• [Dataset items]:

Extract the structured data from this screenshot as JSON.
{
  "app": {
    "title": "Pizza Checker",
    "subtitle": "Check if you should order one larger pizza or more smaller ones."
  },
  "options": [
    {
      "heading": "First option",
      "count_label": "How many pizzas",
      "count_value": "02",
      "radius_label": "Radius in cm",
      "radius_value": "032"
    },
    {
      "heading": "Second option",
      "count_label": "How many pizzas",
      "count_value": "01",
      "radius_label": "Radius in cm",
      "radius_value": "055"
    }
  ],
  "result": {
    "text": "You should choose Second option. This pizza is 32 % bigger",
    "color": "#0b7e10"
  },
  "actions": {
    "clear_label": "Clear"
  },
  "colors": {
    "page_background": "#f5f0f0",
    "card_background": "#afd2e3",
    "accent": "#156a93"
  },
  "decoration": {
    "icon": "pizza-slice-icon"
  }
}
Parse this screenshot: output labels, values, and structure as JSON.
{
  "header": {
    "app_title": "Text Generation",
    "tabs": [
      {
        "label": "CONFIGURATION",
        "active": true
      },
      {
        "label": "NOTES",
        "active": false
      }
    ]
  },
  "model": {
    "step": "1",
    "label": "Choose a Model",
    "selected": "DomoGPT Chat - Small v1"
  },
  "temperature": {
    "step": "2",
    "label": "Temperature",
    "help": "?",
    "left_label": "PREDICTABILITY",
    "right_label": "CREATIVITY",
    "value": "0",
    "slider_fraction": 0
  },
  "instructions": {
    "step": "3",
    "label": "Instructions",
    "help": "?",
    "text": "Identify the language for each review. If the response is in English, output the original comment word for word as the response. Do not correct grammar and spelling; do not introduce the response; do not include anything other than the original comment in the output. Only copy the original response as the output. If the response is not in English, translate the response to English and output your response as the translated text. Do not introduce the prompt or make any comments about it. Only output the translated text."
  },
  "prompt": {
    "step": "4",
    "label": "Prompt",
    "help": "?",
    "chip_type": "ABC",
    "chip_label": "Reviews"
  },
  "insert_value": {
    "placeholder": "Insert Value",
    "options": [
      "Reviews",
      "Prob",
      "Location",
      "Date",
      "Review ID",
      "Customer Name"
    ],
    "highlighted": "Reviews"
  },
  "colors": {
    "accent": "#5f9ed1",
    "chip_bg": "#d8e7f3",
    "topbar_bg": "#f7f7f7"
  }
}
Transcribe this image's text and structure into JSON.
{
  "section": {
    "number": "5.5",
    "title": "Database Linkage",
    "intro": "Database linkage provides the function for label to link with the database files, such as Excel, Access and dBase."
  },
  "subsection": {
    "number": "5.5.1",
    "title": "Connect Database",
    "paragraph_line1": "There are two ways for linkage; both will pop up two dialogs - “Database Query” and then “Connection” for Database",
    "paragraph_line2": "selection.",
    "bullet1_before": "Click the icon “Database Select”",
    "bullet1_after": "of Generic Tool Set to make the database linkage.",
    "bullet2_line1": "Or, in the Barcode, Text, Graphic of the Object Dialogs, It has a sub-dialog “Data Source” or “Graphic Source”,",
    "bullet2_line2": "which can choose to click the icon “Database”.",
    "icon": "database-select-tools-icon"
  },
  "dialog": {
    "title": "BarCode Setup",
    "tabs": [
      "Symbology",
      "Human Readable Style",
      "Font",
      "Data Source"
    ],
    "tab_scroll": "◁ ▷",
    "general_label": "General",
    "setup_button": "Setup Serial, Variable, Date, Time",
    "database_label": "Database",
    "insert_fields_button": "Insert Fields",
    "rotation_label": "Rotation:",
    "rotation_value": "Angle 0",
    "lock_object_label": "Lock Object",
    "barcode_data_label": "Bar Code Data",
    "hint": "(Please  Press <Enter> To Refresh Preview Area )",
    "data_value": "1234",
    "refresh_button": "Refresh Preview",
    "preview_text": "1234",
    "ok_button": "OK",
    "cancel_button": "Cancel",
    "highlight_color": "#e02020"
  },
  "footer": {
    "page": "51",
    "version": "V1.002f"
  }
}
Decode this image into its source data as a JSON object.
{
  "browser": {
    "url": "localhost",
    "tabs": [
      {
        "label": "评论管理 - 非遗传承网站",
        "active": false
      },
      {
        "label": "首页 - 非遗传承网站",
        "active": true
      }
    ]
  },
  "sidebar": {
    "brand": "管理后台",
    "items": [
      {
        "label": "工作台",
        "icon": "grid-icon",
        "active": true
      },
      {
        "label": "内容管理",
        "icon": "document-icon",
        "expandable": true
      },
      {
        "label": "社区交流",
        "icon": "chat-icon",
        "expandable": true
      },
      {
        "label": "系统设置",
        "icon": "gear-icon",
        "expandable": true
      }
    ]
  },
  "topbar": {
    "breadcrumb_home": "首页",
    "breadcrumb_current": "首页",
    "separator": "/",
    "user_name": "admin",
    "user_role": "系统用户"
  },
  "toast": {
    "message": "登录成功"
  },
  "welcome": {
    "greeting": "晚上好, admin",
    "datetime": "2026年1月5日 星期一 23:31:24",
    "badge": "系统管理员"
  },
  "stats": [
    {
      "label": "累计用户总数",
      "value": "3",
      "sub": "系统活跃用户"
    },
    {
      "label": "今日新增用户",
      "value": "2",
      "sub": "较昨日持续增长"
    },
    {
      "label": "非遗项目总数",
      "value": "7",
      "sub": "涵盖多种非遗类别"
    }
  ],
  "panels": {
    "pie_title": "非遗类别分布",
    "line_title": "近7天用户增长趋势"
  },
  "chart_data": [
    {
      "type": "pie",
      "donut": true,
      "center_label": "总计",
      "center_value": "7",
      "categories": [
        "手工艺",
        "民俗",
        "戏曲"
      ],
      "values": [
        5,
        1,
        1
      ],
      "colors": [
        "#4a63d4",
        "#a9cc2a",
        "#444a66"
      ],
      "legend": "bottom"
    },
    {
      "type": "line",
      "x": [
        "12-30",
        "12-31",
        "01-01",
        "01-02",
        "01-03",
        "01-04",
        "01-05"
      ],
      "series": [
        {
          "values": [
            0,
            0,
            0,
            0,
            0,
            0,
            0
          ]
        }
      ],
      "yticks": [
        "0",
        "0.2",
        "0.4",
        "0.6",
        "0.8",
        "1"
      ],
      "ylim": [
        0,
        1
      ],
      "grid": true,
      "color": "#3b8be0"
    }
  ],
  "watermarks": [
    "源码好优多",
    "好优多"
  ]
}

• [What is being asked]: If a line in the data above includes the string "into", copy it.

• [Exercise answer]:
Transcribe this image's text and structure into JSON.
Decode this image into its source data as a JSON object.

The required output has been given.